I’m planning to do some more study this summer. At the same time, there are far more experienced researchers, journalists, physicians and scientists engaged in this work, so I’m more interested in dialogue than leadership (they are doing just fine). I always say if there’s a better way to do something, I want to know about it.

This is life in the family medicine revolution (#FMrevolution), where unlimited curiosity reigns in the interest of a person, family, community’s long healthy life. Feel fee to let me know your thoughts in the comments.

How much does it cost to not have a designer? #ILN Day 1-2

2017.05.10 Innovation Learning Network #ILN Chicago IL USA 4625
2017.05.10 Innovation Learning Network #ILN Chicago IL USA 4625 (View on Flickr.com)

This was my conclusion based on a question asked by a colleague which was “How much does it cost to have a designer on your team?” at this year’s first Innovation Learning Network in person meeting. With new streamlined hashtag (#ILN) and twitter handle – @ILNMuse
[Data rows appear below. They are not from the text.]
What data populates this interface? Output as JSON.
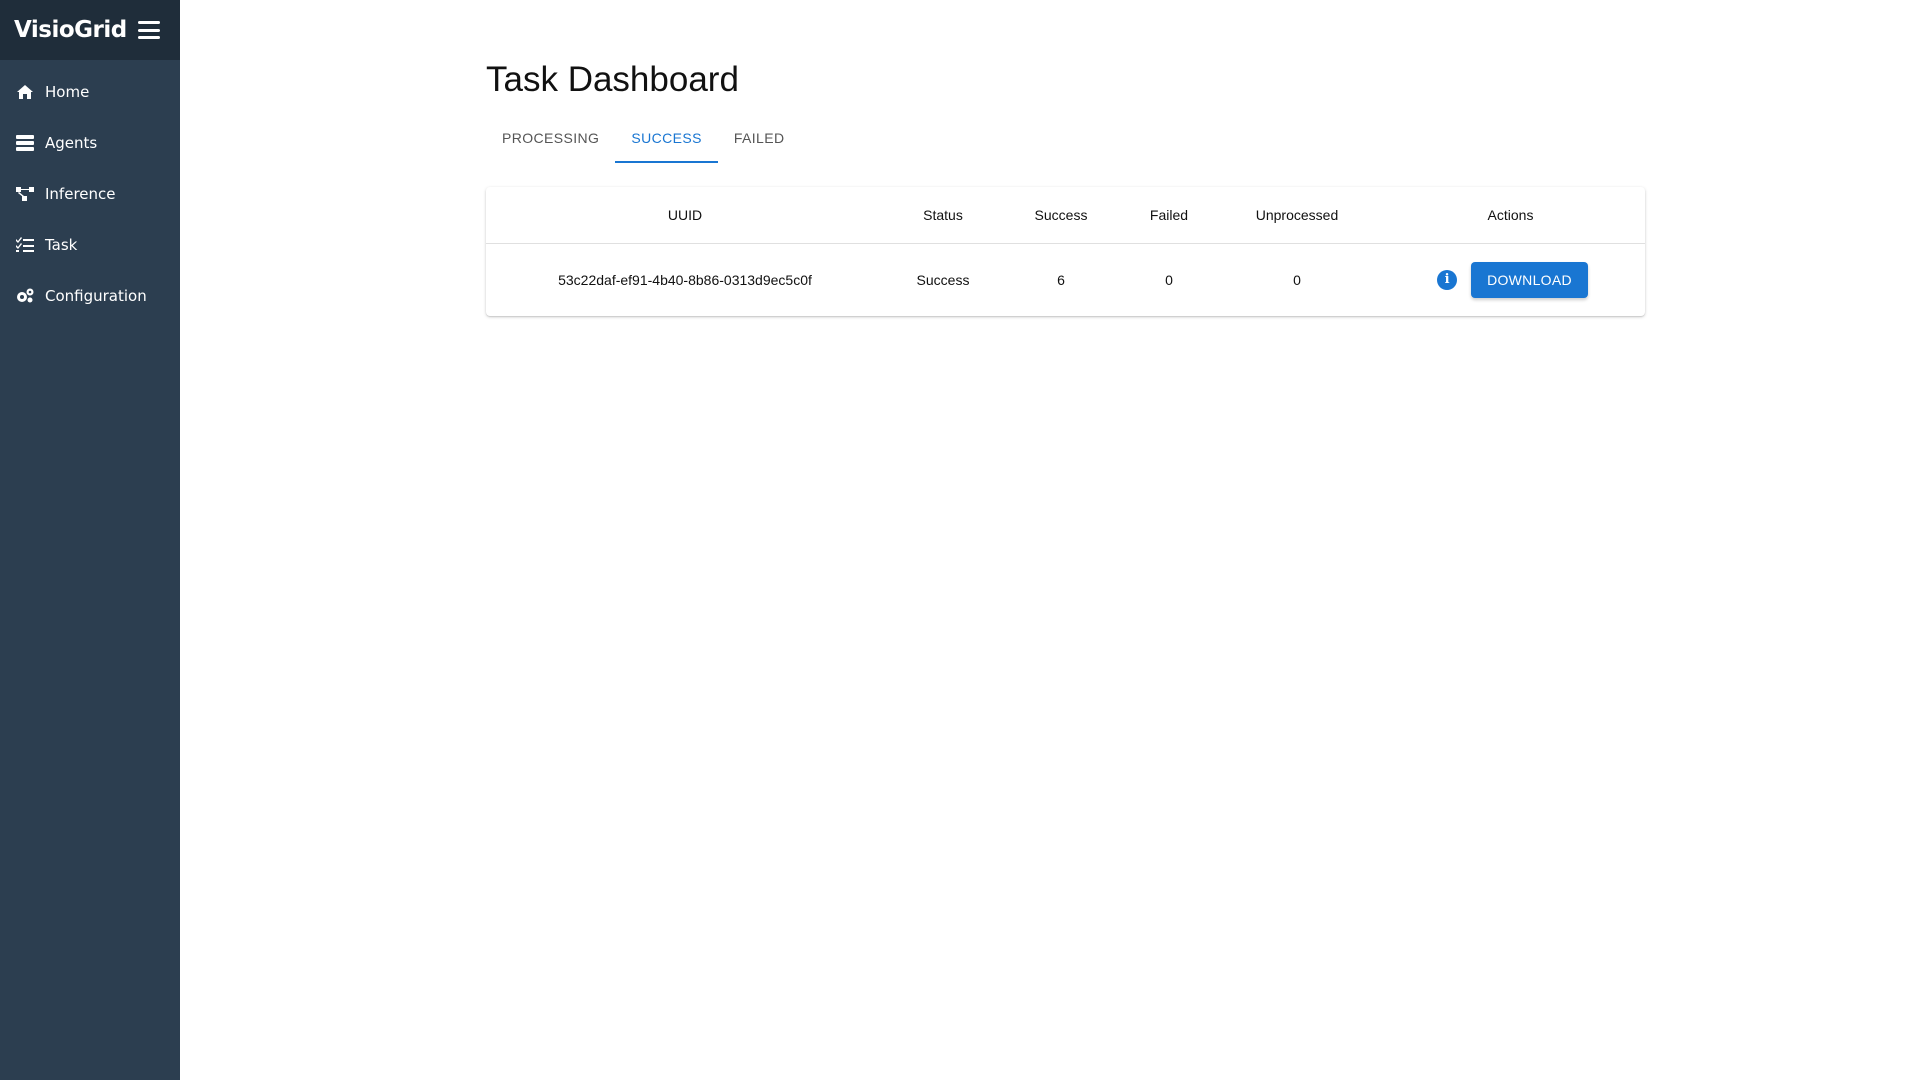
{
  "sidebar": {
    "brand": "VisioGrid",
    "items": [
      {
        "label": "Home",
        "icon": "home-icon"
      },
      {
        "label": "Agents",
        "icon": "server-icon"
      },
      {
        "label": "Inference",
        "icon": "network-icon"
      },
      {
        "label": "Task",
        "icon": "tasks-icon"
      },
      {
        "label": "Configuration",
        "icon": "cogs-icon"
      }
    ]
  },
  "main": {
    "title": "Task Dashboard",
    "tabs": [
      {
        "label": "PROCESSING",
        "active": false
      },
      {
        "label": "SUCCESS",
        "active": true
      },
      {
        "label": "FAILED",
        "active": false
      }
    ],
    "table": {
      "columns": [
        "UUID",
        "Status",
        "Success",
        "Failed",
        "Unprocessed",
        "Actions"
      ],
      "rows": [
        {
          "uuid": "53c22daf-ef91-4b40-8b86-0313d9ec5c0f",
          "status": "Success",
          "success": "6",
          "failed": "0",
          "unprocessed": "0",
          "info_icon": "info-icon",
          "download_label": "DOWNLOAD"
        }
      ]
    }
  },
  "colors": {
    "sidebar_bg": "#2c3e50",
    "sidebar_header_bg": "#1f2d3a",
    "accent": "#1976d2"
  }
}
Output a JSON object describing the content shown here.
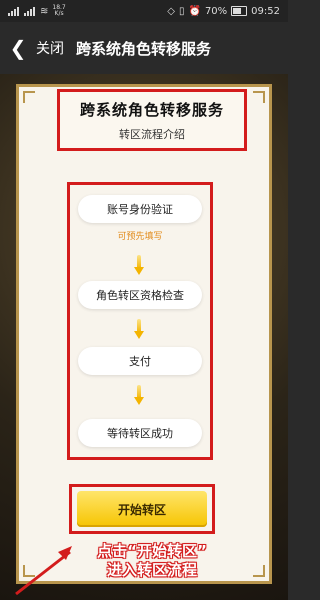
{
  "statusbar": {
    "speed_top": "18.7",
    "speed_bottom": "K/s",
    "battery_pct": "70%",
    "time": "09:52"
  },
  "navbar": {
    "close_label": "关闭",
    "title": "跨系统角色转移服务"
  },
  "header": {
    "title": "跨系统角色转移服务",
    "subtitle": "转区流程介绍"
  },
  "steps": [
    {
      "label": "账号身份验证",
      "note": "可预先填写"
    },
    {
      "label": "角色转区资格检查"
    },
    {
      "label": "支付"
    },
    {
      "label": "等待转区成功"
    }
  ],
  "start_button": {
    "label": "开始转区"
  },
  "annotation": {
    "line1": "点击“开始转区”",
    "line2": "进入转区流程"
  },
  "colors": {
    "highlight": "#d31c1c",
    "button": "#f6c400",
    "note": "#e28b1b",
    "frame": "#b8954d"
  }
}
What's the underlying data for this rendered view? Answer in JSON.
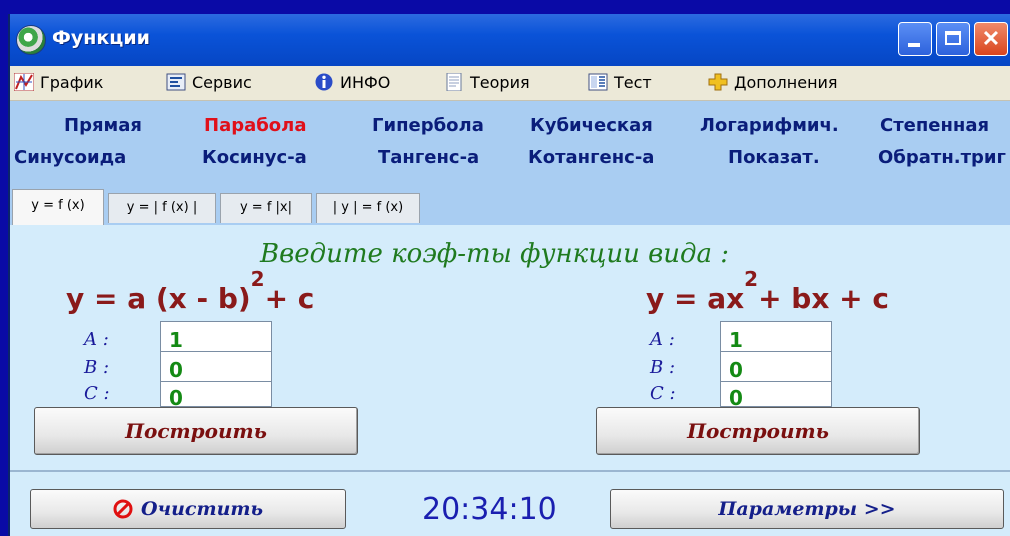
{
  "window": {
    "title": "Функции"
  },
  "menu": [
    {
      "label": "График",
      "icon": "chart-icon"
    },
    {
      "label": "Сервис",
      "icon": "service-icon"
    },
    {
      "label": "ИНФО",
      "icon": "info-icon"
    },
    {
      "label": "Теория",
      "icon": "theory-icon"
    },
    {
      "label": "Тест",
      "icon": "test-icon"
    },
    {
      "label": "Дополнения",
      "icon": "addons-icon"
    }
  ],
  "functions": {
    "row1": [
      "Прямая",
      "Парабола",
      "Гипербола",
      "Кубическая",
      "Логарифмич.",
      "Степенная"
    ],
    "row2": [
      "Синусоида",
      "Косинус-а",
      "Тангенс-а",
      "Котангенс-а",
      "Показат.",
      "Обратн.триг"
    ],
    "active": "Парабола"
  },
  "tabs": [
    "y = f (x)",
    "y = | f (x) |",
    "y = f |x|",
    "| y | = f (x)"
  ],
  "active_tab": "y = f (x)",
  "content": {
    "prompt": "Введите коэф-ты функции вида :",
    "left": {
      "formula_base": "y = a (x - b)",
      "formula_exp": "2",
      "formula_tail": "+ c",
      "labels": [
        "A :",
        "B :",
        "C :"
      ],
      "values": [
        "1",
        "0",
        "0"
      ],
      "button": "Построить"
    },
    "right": {
      "formula_base": "y = ax",
      "formula_exp": "2",
      "formula_tail": "+ bx + c",
      "labels": [
        "A :",
        "B :",
        "C :"
      ],
      "values": [
        "1",
        "0",
        "0"
      ],
      "button": "Построить"
    }
  },
  "bottom": {
    "clear_label": "Очистить",
    "clock": "20:34:10",
    "params_label": "Параметры >>"
  },
  "colors": {
    "desktop": "#0a0aa6",
    "titlebar": "#0a53d8",
    "content_bg": "#d4ecfb",
    "panel_bg": "#a9cdf2",
    "active_function": "#e0101a",
    "values": "#148a14"
  }
}
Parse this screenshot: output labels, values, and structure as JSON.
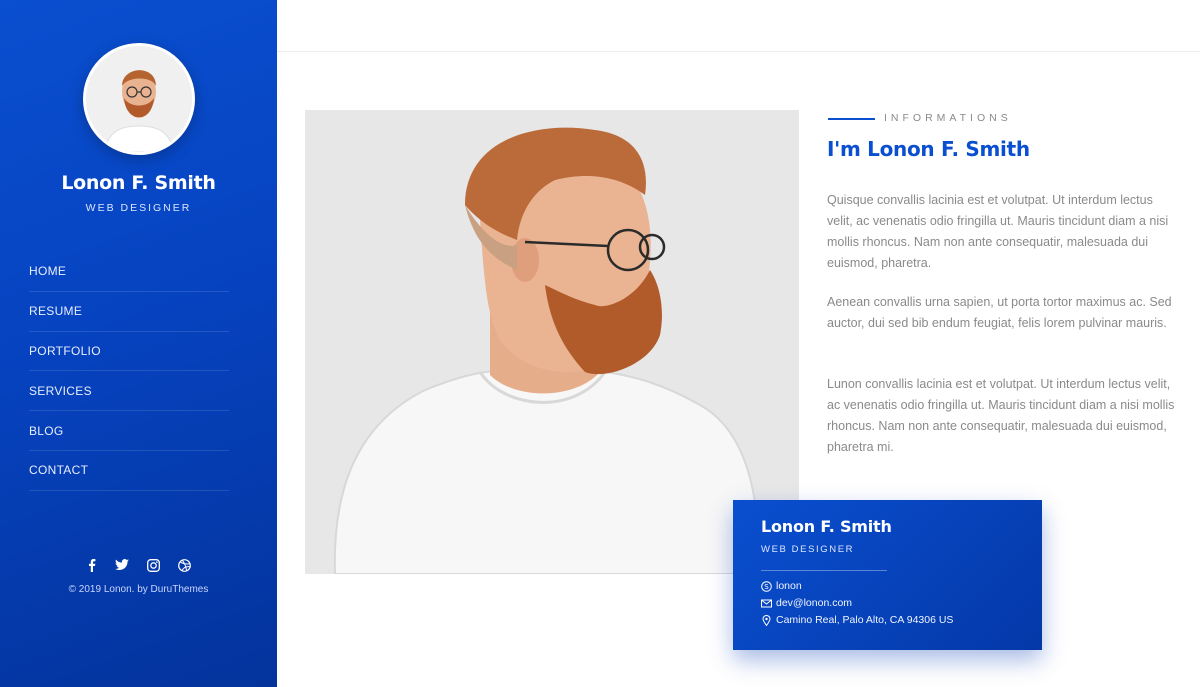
{
  "sidebar": {
    "name": "Lonon F. Smith",
    "role": "WEB DESIGNER",
    "nav": [
      "HOME",
      "RESUME",
      "PORTFOLIO",
      "SERVICES",
      "BLOG",
      "CONTACT"
    ],
    "social": [
      "facebook-icon",
      "twitter-icon",
      "instagram-icon",
      "dribbble-icon"
    ],
    "copyright": "© 2019 Lonon. by DuruThemes"
  },
  "main": {
    "label": "INFORMATIONS",
    "title": "I'm Lonon F. Smith",
    "paragraphs": [
      "Quisque convallis lacinia est et volutpat. Ut interdum lectus velit, ac venenatis odio fringilla ut. Mauris tincidunt diam a nisi mollis rhoncus. Nam non ante consequatir, malesuada dui euismod, pharetra.",
      "Aenean convallis urna sapien, ut porta tortor maximus ac. Sed auctor, dui sed bib endum feugiat, felis lorem pulvinar mauris.",
      "Lunon convallis lacinia est et volutpat. Ut interdum lectus velit, ac venenatis odio fringilla ut. Mauris tincidunt diam a nisi mollis rhoncus. Nam non ante consequatir, malesuada dui euismod, pharetra mi."
    ]
  },
  "card": {
    "name": "Lonon F. Smith",
    "role": "WEB DESIGNER",
    "skype": "lonon",
    "email": "dev@lonon.com",
    "address": "Camino Real, Palo Alto, CA 94306 US"
  },
  "colors": {
    "accent": "#0a4fd0",
    "text_muted": "#8a8a8a"
  }
}
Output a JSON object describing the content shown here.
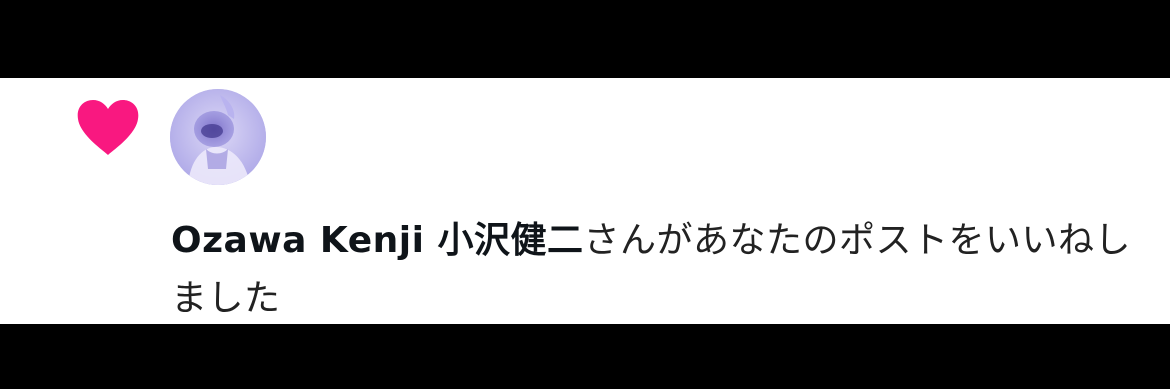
{
  "notification": {
    "type_icon": "heart-icon",
    "accent_color": "#f91880",
    "avatar_icon": "avatar",
    "actor_name": "Ozawa Kenji 小沢健二",
    "action_text": "さんがあなたのポストをいいねしました"
  }
}
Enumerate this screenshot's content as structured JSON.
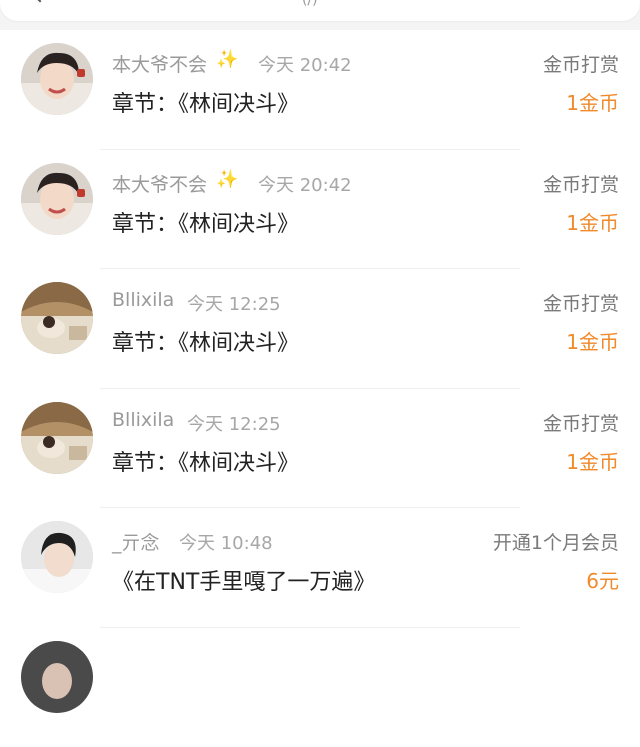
{
  "header": {
    "back_icon": "chevron-left-icon",
    "center_glyph": "(/)"
  },
  "colors": {
    "accent": "#f08a2a",
    "secondary_text": "#9a9a9a",
    "sparkle": "#f2c94c"
  },
  "items": [
    {
      "user": "本大爷不会",
      "sparkle": "✨",
      "time": "今天 20:42",
      "content": "章节：《林间决斗》",
      "action": "金币打赏",
      "amount": "1金币",
      "avatar": "boy-red"
    },
    {
      "user": "本大爷不会",
      "sparkle": "✨",
      "time": "今天 20:42",
      "content": "章节：《林间决斗》",
      "action": "金币打赏",
      "amount": "1金币",
      "avatar": "boy-red"
    },
    {
      "user": "Bllixila",
      "sparkle": "",
      "time": "今天 12:25",
      "content": "章节：《林间决斗》",
      "action": "金币打赏",
      "amount": "1金币",
      "avatar": "room-girl"
    },
    {
      "user": "Bllixila",
      "sparkle": "",
      "time": "今天 12:25",
      "content": "章节：《林间决斗》",
      "action": "金币打赏",
      "amount": "1金币",
      "avatar": "room-girl"
    },
    {
      "user": "_亓念",
      "sparkle": "",
      "time": "今天 10:48",
      "content": "《在TNT手里嘎了一万遍》",
      "action": "开通1个月会员",
      "amount": "6元",
      "avatar": "boy-white"
    },
    {
      "user": "",
      "sparkle": "",
      "time": "",
      "content": "",
      "action": "",
      "amount": "",
      "avatar": "boy-dark"
    }
  ]
}
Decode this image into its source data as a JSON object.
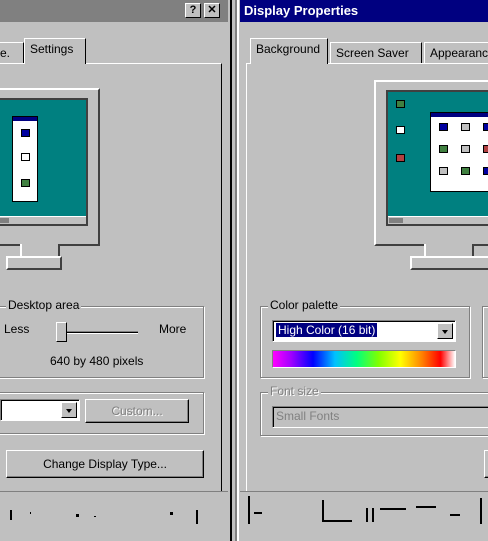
{
  "left_panel": {
    "tabs": [
      "e.",
      "Settings"
    ],
    "desktop_area": {
      "group_label": "Desktop area",
      "less_label": "Less",
      "more_label": "More",
      "resolution_text": "640 by 480 pixels",
      "slider_value_fraction": 0
    },
    "custom_button": "Custom...",
    "change_display_type_button": "Change Display Type..."
  },
  "right_panel": {
    "title": "Display Properties",
    "tabs": [
      "Background",
      "Screen Saver",
      "Appearance"
    ],
    "color_palette": {
      "group_label": "Color palette",
      "selected_value": "High Color (16 bit)"
    },
    "font_size": {
      "group_label": "Font size",
      "value": "Small Fonts"
    }
  },
  "titlebar_buttons": {
    "help_label": "?",
    "close_label": "✕"
  },
  "colors": {
    "title_active": "#000080",
    "face": "#c0c0c0",
    "desktop": "#008080",
    "highlight": "#000080"
  },
  "icons": [
    "help-icon",
    "close-icon",
    "dropdown-arrow-icon",
    "monitor-icon"
  ]
}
2017.05.10 Innovation Learning Network #ILN Chicago IL USA 4601
The physicians of Innovation Learning Network – organized with care every year by Lyle Berkowitz, MD (@DrLyleMD) 2017.05.10 Innovation Learning Network #ILN Chicago IL USA 4601 (View on Flickr.com)

It’s seven years later than the last time I was here, when the space was called Gravity Tank (now it’s part of Salesforce) and my photography was not as evolved – only 7 photos back then. And because of the way-back ness of a blog, it’s all here: Mama knows! A week of innovation thinking at AHRQ and GravityTank (Innovation Learning Network).

It almost appears that ILN was a sideline to a busy week back then, but it was a lot more than that. My blogging has also evolved sinc ethen.

This time, more organizations are seeing the value of design and designers and asking critical questions more about “why not have a designer” rather than “why have a designer / design” as part of innovation.

And…through the work of colleague Christi Zuber, RN, PhD candidate (@czuber) we have an understanding of the characteristics of people who achieve success in innovation, in a way that crosses organizational structure, job titles, etc. Check it out in the photos below.

#ILN innovating in nutrition, too. #LCHF in Chicago. #ketogenic #ketogenicdiet #lessinsulin
#ILN innovating in nutrition, too. #LCHF in Chicago. #ketogenic #ketogenicdiet #lessinsulin (View on Flickr.com)

Also check out our delicious low carb, high-fat meal (LCHF) at our dinner with strangers. We know a lot more about nutrition than we did seven years ago. Actually, we know now what we were supposed to know about nutrition 7 years ago. Always good to prototype life and ILN is the place to do it.

Check out this group in 360 degrees, doesn’t learning look great on everyone? (Didn’t have one of these cameras 7 years ago)

Innovation Learning Network #ILN #ILN360 @ILNmuse w @SalesforceIgnite @NorthwesternMed #theta360 – Spherical Image – RICOH THETA

Thanks to our hosts Northwestern Medicine (@NorthwesternMed) and Salesforce (@Salesforce) Ignite as well as to Chris McCarthy (@McCarthyChris) and the team from Hope Lab (@HopeLab), who I hope will read this post and tag themselves in the social networks of their choice 🙂 .

PS, Photos, repeat after me, @CreativeCommons licensed, use as you see fit.